2. Alarabi, A.A., Karim, Z.A., Hinojos, V., Lozano, P.A., Hernandez, K.R., Montes, R.J.E., Ali, H.A., Khasawneh, F.T., Alshbool, F.Z.
G-protein coupled receptors (GPCRs) tightly regulate platelet function by interacting with various physiological agonists. An essential mediator of GPCR signaling is the G protein αβγ heterotrimers, in which the βγ subunits are central players in downstream signaling. Herein, we investigated the role of Gβγ subunits in platelet function, hemostasis and thrombogenesis.
The JUUL E-Cigarette Elevates the Risk of Thrombosis and Potentiates Platelet ActivationPharmacology & Therapeutics
3. Ramirez, J.E.M., Karim, Z.A., Alarabi, A.B., Hernandez, K.R., Taleb, Z.B., Rivera, J.O., Khasawneh, F.T., Alshbool, F.Z.
Smoking is the main preventable cause of death in the United States and worldwide and is associated with serious cardiovascular health consequences, including thrombotic diseases. Recently, electronic cigarettes (e-cigarettes) and, in particular JUUL, have attained wide popularity among smokers, nonsmokers, pregnant females, and even the youth, which is alarming. Interestingly, there is/are no information/studies regarding the effect of JUUL on cardiovascular diseases, specifically in the context of modulation of platelet activation. Thus, it is important to discern the cardiovascular disease health risks associated with JUUL.
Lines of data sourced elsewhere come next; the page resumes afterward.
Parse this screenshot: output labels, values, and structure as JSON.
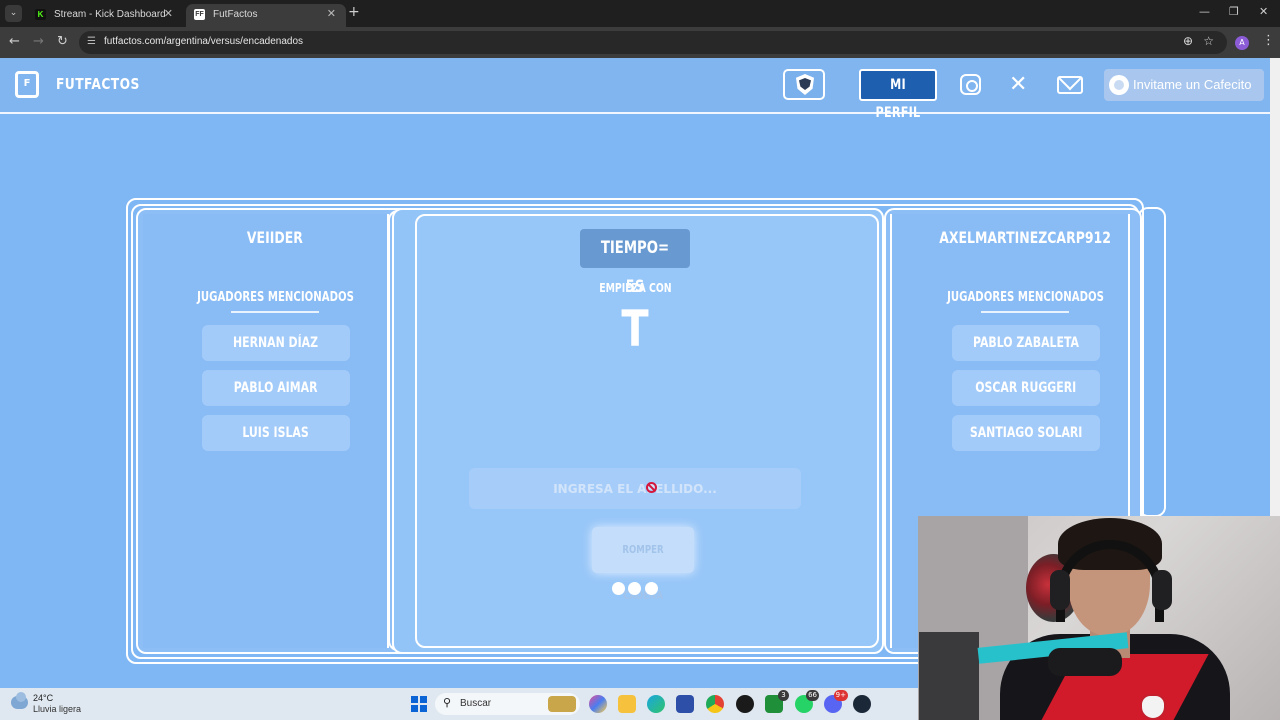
{
  "browser": {
    "tabs": [
      {
        "title": "Stream - Kick Dashboard",
        "favicon": "K"
      },
      {
        "title": "FutFactos",
        "favicon": "FF"
      }
    ],
    "url": "futfactos.com/argentina/versus/encadenados"
  },
  "header": {
    "brand": "FUTFACTOS",
    "profile_button": "MI PERFIL",
    "coffee_button": "Invitame un Cafecito"
  },
  "game": {
    "left_player": {
      "name": "VEIIDER",
      "mentioned_title": "JUGADORES MENCIONADOS",
      "players": [
        "HERNAN DÍAZ",
        "PABLO AIMAR",
        "LUIS ISLAS"
      ]
    },
    "right_player": {
      "name": "AXELMARTINEZCARP912",
      "mentioned_title": "JUGADORES MENCIONADOS",
      "players": [
        "PABLO ZABALETA",
        "OSCAR RUGGERI",
        "SANTIAGO SOLARI"
      ]
    },
    "center": {
      "timer": "TIEMPO= 5S",
      "starts_with_label": "EMPIEZA CON",
      "letter": "T",
      "input_placeholder": "INGRESA EL APELLIDO...",
      "break_chain_button": "ROMPER CADENA"
    }
  },
  "taskbar": {
    "temperature": "24°C",
    "weather": "Lluvia ligera",
    "search_label": "Buscar",
    "badges": {
      "xbox": "3",
      "whatsapp": "66",
      "discord": "9+"
    }
  },
  "colors": {
    "page_bg": "#7fb6f4",
    "panel_bg": "#8fc0f7",
    "accent_dark": "#6899d0"
  }
}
Short-Term Exposure to Waterpipe/Hookah Smoke Triggers a Hyperactive Platelet Activation State and Increases the Risk of ThrombogenesisArteriosclerosis, Thrombosis, and Vascular Biology
Alarabi, A.B., Karim, Z.A., Ramirez, J.E.M., Hernandez, K.R., Lozano, P.A., Rivera, J.O., Alshbool, F.Z., and Khasawneh, F.T.
Cardiovascular disease is a major public health problem. Among cardiovascular disease's risk factors, tobacco smoking is considered the single most preventable cause of death, with thrombosis being the main mechanism of cardiovascular disease mortality in smokers. While tobacco smoking has been on the decline, the use of waterpipes/hookah has been rising, mainly due to the perception that they are less harmful than regular cigarettes. Strikingly, there are few studies on the negative effects of waterpipes on the cardiovascular system, and none regarding their direct contribution to thrombus formation. Approach and Results: We used a waterpipe whole-body exposure protocol that mimics real-life human exposure scenarios and investigated its effects, relative to clean air, on platelet function, hemostasis, and thrombogenesis. We found that waterpipe smoke (WPS)-exposed mice exhibited both shortened thrombus occlusion and bleeding times. Further, our results show that platelets from WPS-exposed mice are hyperactive, with enhanced agonist-induced aggregation, dense and α-granule secretion, αIIbβ3 integrin activation, phosphatidylserine expression, and platelet spreading, when compared with clean air-exposed platelets. Finally, at the molecular level, it was found that Akt (protein kinase B) and ERK (extracellular signal-regulated kinases) phosphorylation are enhanced in the WPS and in nicotine-treated platelets.